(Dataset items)
------------------------------

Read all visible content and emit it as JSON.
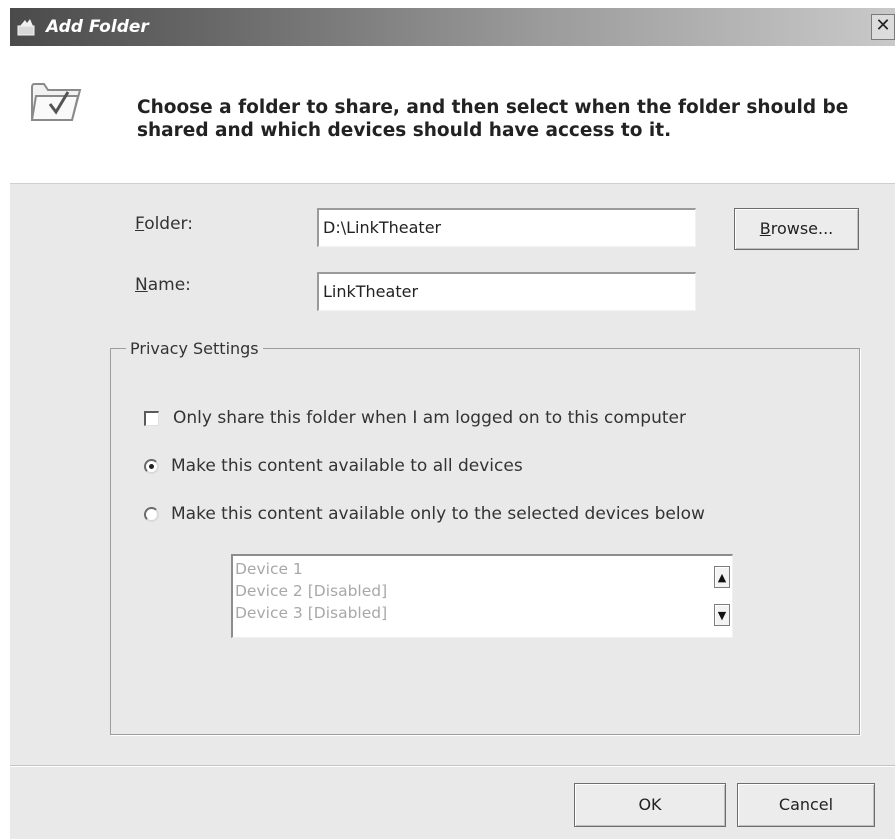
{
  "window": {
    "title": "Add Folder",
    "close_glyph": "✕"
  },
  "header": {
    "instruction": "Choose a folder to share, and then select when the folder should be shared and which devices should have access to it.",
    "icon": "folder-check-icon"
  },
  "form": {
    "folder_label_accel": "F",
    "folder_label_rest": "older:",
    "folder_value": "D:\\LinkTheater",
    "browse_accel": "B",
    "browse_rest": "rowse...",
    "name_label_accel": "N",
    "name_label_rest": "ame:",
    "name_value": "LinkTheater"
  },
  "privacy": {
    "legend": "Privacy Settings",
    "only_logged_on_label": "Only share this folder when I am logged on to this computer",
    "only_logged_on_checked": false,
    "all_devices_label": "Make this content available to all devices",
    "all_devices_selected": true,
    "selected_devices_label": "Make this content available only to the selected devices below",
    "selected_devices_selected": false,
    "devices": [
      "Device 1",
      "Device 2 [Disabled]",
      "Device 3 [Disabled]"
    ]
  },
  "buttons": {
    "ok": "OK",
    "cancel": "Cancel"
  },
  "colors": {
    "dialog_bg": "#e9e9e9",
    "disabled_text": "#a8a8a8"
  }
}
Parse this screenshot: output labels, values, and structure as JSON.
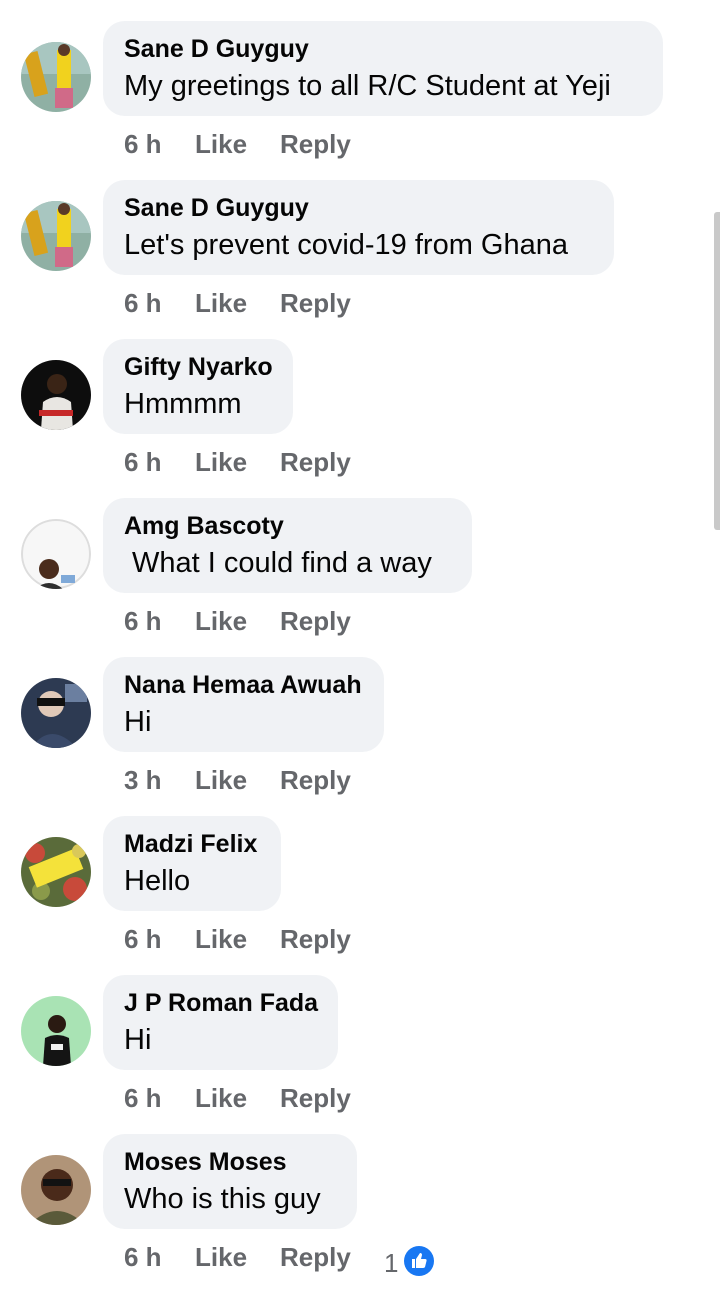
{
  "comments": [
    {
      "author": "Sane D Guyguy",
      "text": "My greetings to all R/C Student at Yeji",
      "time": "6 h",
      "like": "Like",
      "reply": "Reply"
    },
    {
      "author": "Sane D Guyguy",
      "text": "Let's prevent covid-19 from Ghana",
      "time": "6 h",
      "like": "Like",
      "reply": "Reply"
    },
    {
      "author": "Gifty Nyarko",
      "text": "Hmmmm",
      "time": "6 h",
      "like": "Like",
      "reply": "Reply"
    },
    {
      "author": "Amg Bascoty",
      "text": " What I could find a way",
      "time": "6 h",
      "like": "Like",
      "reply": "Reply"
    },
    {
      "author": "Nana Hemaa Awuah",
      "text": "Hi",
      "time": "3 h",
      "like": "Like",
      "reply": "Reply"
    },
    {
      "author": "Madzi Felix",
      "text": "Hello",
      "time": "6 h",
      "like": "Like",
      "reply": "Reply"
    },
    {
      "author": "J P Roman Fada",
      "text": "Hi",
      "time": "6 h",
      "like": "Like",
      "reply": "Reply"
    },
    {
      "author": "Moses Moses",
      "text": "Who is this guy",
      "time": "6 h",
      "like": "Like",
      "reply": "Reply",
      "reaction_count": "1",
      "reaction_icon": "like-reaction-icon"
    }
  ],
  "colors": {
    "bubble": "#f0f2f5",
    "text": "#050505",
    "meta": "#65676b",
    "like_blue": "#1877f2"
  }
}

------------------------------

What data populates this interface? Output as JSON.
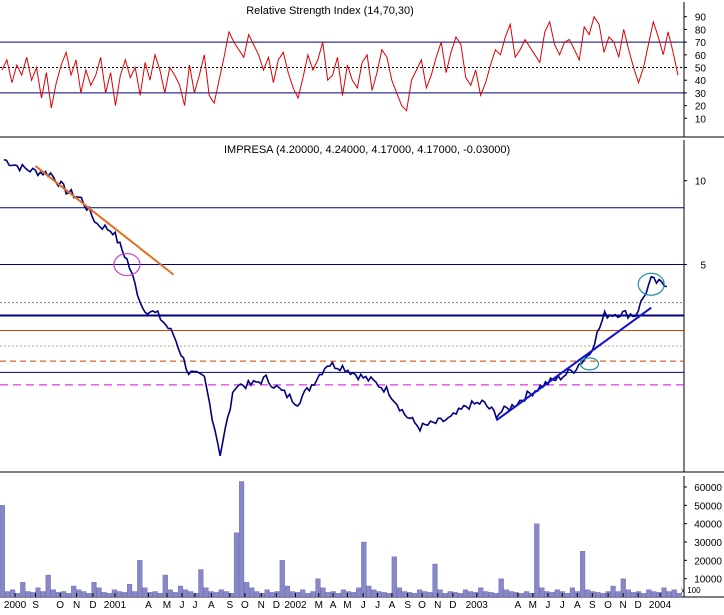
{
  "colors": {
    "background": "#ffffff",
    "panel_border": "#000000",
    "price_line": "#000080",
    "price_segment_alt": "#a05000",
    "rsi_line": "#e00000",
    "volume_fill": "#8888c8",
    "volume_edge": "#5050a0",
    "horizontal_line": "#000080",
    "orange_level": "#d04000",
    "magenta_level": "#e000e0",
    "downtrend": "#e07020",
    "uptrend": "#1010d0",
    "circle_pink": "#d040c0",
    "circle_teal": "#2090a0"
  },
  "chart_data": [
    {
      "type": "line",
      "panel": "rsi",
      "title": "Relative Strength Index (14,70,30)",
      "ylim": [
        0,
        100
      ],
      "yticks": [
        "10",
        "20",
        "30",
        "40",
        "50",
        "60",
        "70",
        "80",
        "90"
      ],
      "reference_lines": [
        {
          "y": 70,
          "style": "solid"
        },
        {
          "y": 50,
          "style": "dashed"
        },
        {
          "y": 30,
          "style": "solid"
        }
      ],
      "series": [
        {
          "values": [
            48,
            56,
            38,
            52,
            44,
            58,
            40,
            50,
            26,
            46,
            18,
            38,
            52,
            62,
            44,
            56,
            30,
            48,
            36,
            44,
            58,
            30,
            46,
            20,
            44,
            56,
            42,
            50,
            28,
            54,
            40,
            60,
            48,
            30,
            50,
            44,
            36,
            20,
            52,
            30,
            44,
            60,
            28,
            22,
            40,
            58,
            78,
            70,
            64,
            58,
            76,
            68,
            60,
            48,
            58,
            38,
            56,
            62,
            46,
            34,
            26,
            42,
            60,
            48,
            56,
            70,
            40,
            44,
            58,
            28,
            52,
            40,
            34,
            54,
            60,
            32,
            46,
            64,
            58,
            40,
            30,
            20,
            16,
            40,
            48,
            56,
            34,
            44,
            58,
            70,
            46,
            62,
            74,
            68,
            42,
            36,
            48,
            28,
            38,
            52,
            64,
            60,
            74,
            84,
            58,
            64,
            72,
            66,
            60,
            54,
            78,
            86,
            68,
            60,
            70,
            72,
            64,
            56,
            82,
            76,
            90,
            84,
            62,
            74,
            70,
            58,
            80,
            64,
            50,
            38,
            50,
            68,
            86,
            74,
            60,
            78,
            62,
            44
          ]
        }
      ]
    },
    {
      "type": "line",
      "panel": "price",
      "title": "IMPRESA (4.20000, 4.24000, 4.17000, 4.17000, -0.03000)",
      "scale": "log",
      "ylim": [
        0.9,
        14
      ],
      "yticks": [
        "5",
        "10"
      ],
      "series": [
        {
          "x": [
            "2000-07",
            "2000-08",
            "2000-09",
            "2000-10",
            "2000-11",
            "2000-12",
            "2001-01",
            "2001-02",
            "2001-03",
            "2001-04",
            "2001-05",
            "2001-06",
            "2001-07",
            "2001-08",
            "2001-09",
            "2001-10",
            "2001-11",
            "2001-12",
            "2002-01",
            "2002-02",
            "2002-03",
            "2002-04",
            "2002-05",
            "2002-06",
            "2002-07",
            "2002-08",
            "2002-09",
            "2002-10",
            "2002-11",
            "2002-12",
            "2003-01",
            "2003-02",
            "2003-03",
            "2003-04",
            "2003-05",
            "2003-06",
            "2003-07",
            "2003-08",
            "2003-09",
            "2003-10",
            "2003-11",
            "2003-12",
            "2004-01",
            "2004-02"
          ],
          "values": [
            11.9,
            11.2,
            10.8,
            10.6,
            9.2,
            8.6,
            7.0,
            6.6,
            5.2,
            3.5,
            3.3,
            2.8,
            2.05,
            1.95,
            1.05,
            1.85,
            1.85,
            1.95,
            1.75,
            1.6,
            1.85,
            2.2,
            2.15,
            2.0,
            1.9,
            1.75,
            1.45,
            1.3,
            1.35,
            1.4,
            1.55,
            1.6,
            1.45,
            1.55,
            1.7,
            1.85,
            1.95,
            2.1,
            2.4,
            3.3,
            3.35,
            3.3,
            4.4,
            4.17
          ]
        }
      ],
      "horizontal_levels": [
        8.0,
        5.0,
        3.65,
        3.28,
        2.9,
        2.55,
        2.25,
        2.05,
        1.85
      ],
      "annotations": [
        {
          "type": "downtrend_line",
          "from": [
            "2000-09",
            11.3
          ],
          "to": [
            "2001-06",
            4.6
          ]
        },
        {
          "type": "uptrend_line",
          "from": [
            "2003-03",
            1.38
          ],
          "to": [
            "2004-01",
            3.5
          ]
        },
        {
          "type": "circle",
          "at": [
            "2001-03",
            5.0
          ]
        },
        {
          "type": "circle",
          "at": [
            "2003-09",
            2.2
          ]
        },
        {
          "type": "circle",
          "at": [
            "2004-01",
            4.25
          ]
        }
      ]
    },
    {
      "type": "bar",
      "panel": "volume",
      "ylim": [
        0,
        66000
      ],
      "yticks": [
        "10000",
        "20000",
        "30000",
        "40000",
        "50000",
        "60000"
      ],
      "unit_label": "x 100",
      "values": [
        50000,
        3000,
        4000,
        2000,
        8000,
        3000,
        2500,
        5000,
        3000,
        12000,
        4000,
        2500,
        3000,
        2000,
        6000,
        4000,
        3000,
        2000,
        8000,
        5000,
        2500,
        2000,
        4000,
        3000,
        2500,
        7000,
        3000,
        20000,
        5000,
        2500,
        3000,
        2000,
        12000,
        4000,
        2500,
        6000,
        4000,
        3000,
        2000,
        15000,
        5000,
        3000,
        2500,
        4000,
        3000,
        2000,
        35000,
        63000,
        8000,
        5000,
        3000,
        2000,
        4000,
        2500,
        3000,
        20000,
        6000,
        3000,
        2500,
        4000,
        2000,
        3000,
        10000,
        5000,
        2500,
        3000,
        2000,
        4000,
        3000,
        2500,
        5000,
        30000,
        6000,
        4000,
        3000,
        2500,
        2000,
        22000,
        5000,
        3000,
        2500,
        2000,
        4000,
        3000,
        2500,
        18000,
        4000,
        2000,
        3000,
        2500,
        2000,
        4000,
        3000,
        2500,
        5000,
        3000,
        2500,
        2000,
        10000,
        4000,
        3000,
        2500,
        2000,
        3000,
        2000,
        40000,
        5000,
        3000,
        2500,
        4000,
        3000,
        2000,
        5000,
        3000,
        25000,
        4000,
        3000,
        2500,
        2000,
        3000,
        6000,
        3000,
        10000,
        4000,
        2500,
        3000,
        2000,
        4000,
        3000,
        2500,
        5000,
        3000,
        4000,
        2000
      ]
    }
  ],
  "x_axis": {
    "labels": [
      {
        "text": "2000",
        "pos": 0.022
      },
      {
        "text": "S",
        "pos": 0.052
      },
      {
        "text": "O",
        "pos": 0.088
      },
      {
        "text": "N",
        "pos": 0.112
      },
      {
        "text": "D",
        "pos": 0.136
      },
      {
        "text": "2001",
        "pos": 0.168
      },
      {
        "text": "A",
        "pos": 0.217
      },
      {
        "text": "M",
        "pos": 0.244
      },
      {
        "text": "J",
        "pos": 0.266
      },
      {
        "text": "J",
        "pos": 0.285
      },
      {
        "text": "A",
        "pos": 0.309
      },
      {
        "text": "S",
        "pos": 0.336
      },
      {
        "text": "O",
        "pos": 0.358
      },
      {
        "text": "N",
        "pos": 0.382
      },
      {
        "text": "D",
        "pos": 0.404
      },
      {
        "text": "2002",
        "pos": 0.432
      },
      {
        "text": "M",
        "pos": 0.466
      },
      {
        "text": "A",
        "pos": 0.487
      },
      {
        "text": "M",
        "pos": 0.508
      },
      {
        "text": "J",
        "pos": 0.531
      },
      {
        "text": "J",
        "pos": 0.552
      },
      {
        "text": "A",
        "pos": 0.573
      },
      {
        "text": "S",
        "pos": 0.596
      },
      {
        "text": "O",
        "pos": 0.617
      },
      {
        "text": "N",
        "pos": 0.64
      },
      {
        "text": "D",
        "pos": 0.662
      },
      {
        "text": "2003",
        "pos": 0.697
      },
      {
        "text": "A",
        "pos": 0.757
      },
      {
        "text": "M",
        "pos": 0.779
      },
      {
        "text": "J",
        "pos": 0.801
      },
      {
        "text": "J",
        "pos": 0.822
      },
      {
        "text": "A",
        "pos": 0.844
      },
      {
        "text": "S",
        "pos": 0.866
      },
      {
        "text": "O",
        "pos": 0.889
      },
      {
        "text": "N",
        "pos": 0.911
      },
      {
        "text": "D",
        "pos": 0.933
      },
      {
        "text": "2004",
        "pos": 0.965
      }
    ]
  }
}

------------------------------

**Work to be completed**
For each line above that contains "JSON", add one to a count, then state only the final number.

**Exercise answer**
3